FOR IMMEDIATE RELEASE
WASHINGTON, D.C. – 4th February, 2014 – GamblingCompliance, the leading provider of business intelligence to the global gambling industry, has released a new briefing paper finding that at least ten U.S. states are set to consider legislation this year to regulate or expand Internet casino or poker games.
The ten states are: California, Colorado, Hawaii, Illinois, Iowa, Louisiana, Massachusetts, Mississippi, New Jersey and Pennsylvania.
However, despite increasing lobbying activity, federal legislation remains unlikely, says the paper, U.S. Internet Gambling In Focus, which was published today.
Meanwhile, a handful of other states will also consider joining Georgia, Illinois and Minnesota in permitting lottery tickets or games to be purchased or played online.
"In 2013, ten states considered legislation that would legalize online casino-style gambling, which was a historic high. This year is shaping up to be at least as busy," said Chris Krafcik, research director at GamblingCompliance and the author of the briefing paper.

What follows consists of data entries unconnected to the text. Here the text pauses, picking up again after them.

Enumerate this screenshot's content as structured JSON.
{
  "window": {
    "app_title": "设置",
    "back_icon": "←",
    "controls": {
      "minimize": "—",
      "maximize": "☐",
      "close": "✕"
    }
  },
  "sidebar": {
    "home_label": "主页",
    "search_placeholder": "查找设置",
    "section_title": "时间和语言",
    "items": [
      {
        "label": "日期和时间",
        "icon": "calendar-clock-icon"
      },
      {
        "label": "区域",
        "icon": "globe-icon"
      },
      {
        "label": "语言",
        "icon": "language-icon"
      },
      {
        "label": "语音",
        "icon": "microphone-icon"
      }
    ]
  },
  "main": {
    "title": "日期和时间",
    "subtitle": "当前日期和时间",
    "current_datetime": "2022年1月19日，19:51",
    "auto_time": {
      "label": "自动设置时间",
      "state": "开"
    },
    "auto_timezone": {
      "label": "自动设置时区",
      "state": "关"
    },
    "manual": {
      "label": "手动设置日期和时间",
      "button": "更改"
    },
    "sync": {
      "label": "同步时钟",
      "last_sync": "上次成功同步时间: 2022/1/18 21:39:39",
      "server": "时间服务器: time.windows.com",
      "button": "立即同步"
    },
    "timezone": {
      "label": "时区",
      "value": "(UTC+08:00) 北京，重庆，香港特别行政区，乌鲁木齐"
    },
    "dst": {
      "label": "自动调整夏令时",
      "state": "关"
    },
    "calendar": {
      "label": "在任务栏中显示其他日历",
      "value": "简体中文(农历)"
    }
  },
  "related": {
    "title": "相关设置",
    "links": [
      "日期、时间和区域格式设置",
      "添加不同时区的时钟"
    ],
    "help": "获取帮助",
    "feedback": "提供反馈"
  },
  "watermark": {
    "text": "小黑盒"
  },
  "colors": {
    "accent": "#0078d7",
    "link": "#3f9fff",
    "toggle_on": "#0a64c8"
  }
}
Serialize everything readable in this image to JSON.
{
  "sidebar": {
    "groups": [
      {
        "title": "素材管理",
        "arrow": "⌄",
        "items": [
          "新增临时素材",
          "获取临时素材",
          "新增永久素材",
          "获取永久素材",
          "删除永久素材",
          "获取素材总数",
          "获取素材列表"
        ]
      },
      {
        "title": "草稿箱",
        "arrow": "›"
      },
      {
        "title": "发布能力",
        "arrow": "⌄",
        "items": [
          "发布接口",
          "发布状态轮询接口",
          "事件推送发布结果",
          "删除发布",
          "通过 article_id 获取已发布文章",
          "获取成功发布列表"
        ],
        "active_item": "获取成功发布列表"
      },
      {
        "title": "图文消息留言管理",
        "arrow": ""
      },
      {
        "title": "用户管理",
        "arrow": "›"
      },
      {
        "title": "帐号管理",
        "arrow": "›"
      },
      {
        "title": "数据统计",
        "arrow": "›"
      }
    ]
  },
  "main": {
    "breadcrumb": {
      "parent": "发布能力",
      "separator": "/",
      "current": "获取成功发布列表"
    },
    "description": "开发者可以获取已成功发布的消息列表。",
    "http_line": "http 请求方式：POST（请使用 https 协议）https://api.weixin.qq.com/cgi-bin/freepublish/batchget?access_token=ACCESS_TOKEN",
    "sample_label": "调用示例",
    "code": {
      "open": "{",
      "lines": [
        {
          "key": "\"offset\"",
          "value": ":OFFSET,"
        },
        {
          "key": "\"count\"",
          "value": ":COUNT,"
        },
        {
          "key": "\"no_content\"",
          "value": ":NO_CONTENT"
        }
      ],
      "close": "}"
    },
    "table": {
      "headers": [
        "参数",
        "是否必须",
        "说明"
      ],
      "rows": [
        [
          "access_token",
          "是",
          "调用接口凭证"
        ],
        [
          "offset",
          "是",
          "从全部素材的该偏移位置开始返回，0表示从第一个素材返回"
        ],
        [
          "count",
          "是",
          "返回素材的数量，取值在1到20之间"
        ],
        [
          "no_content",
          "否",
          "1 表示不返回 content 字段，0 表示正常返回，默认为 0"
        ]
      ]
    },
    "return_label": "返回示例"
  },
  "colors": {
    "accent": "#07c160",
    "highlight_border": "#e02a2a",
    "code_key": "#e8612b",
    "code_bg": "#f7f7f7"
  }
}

The year 2013 marked a new era for U.S. online gambling, as poker and casino websites launched in Nevada (April), Delaware (November) and New Jersey (November).
This year, those pioneering states will continue exploratory moves toward allowing interstate or even international play.
"New Jersey has already introduced legislation that would allow casinos there to offer online games in other states and foreign nations," Krafcik said.
For further information, or for interviews, please contact Chris Krafcik at email@example.com
GamblingCompliance is the leading provider of business intelligence to the global gambling industry, specializing in high level and independent news, analysis, data, eLearning and bespoke research.
Its products include U.S. Internet Gambling Regulatory Tracker, a service that monitors legislative, regulatory and commercial activity across the country. Each monthly report identifies key points in all pending legislation, and projects when — or whether — that legislation will likely be enacted, allowing subscribers to react smartly and expeditiously to regulatory change.